In a scenario of consolidation or uncertainty, a good investment strategy is deploying assets into an LP position. An LP position earns yields even if prices don’t move. Due to the DCA effect when an asset’s price goes up or down, you also have a hedge to the asset in both directions.
In this case, one example of a strategy you could use is simple LP’ing, such as opening an auto-compounding LP position without leverage. If you wanted to earn greater yields, you could use leverage and open a 2x position, borrowing a crypto asset at neutral, or take greater leverage on a long or short position with an asset of your choice. You could even open a hedged neutral position if you wanted extra risk mitigation, which would be easier to manage if asset prices didn’t move much.
The point is that almost any LP strategy will be profitable in a sideways market, much more profitable than a standard long or short due to earning yields, and you could further customize the type of strategy based on your risk tolerance and desired APYs using Alpaca. So whatever you decide to do, just know that as soon as you step onto the farm, you can be sure it’ll be all green as far as your eyes can see.

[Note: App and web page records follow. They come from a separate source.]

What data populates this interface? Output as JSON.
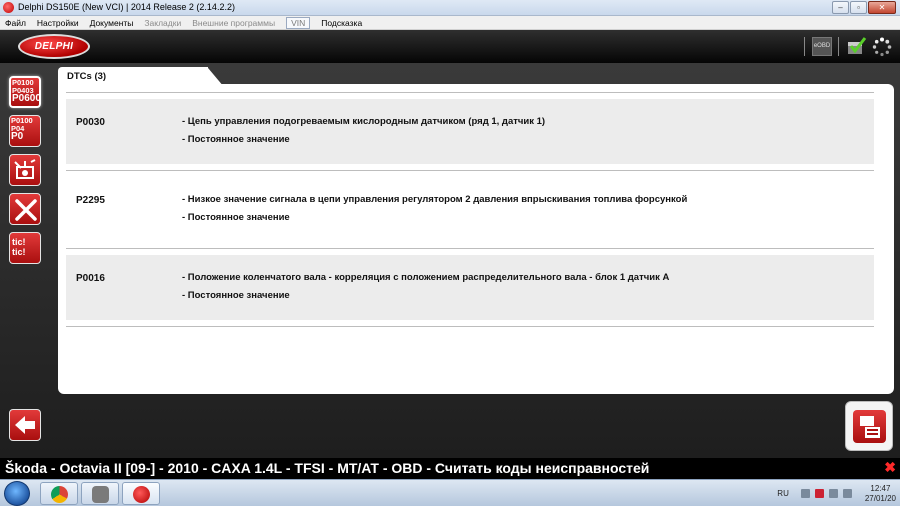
{
  "window": {
    "title": "Delphi DS150E (New VCI) | 2014 Release 2 (2.14.2.2)",
    "buttons": {
      "minimize": "‒",
      "maximize": "▫",
      "close": "✕"
    }
  },
  "menu": {
    "items": [
      {
        "label": "Файл",
        "state": "enabled"
      },
      {
        "label": "Настройки",
        "state": "enabled"
      },
      {
        "label": "Документы",
        "state": "enabled"
      },
      {
        "label": "Закладки",
        "state": "disabled"
      },
      {
        "label": "Внешние программы",
        "state": "disabled"
      },
      {
        "label": "VIN",
        "state": "boxed"
      },
      {
        "label": "Подсказка",
        "state": "enabled"
      }
    ]
  },
  "header": {
    "logo_text": "DELPHI",
    "obd_label": "eOBD"
  },
  "sidebar": {
    "dtc_codes_lines": [
      "P0100",
      "P0403",
      "P0600"
    ],
    "freeze_codes_lines": [
      "P0100",
      "P04",
      "P0"
    ],
    "tic_label": "tic! tic!"
  },
  "panel": {
    "tab_title": "DTCs (3)"
  },
  "dtcs": [
    {
      "code": "P0030",
      "description": "- Цепь управления подогреваемым кислородным датчиком (ряд 1, датчик 1)",
      "status": "- Постоянное значение"
    },
    {
      "code": "P2295",
      "description": "- Низкое значение сигнала в цепи управления регулятором 2 давления впрыскивания топлива форсункой",
      "status": "- Постоянное значение"
    },
    {
      "code": "P0016",
      "description": "- Положение коленчатого вала - корреляция с положением распределительного вала - блок 1 датчик А",
      "status": "- Постоянное значение"
    }
  ],
  "statusbar": {
    "text": "Škoda - Octavia II [09-] - 2010 - CAXA 1.4L - TFSI - MT/AT - OBD - Считать коды неисправностей",
    "close": "✖"
  },
  "taskbar": {
    "language": "RU",
    "time": "12:47",
    "date": "27/01/20"
  },
  "colors": {
    "brand_red": "#c41010",
    "header_bg": "#111111",
    "row_bg": "#ececec"
  }
}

We hope this article shed some light on the topic of Impermanent Loss and how if you look at it through the lens of dollar cost averaging/hedging, it could turn into a tool that works in your favor, rather than something to be feared.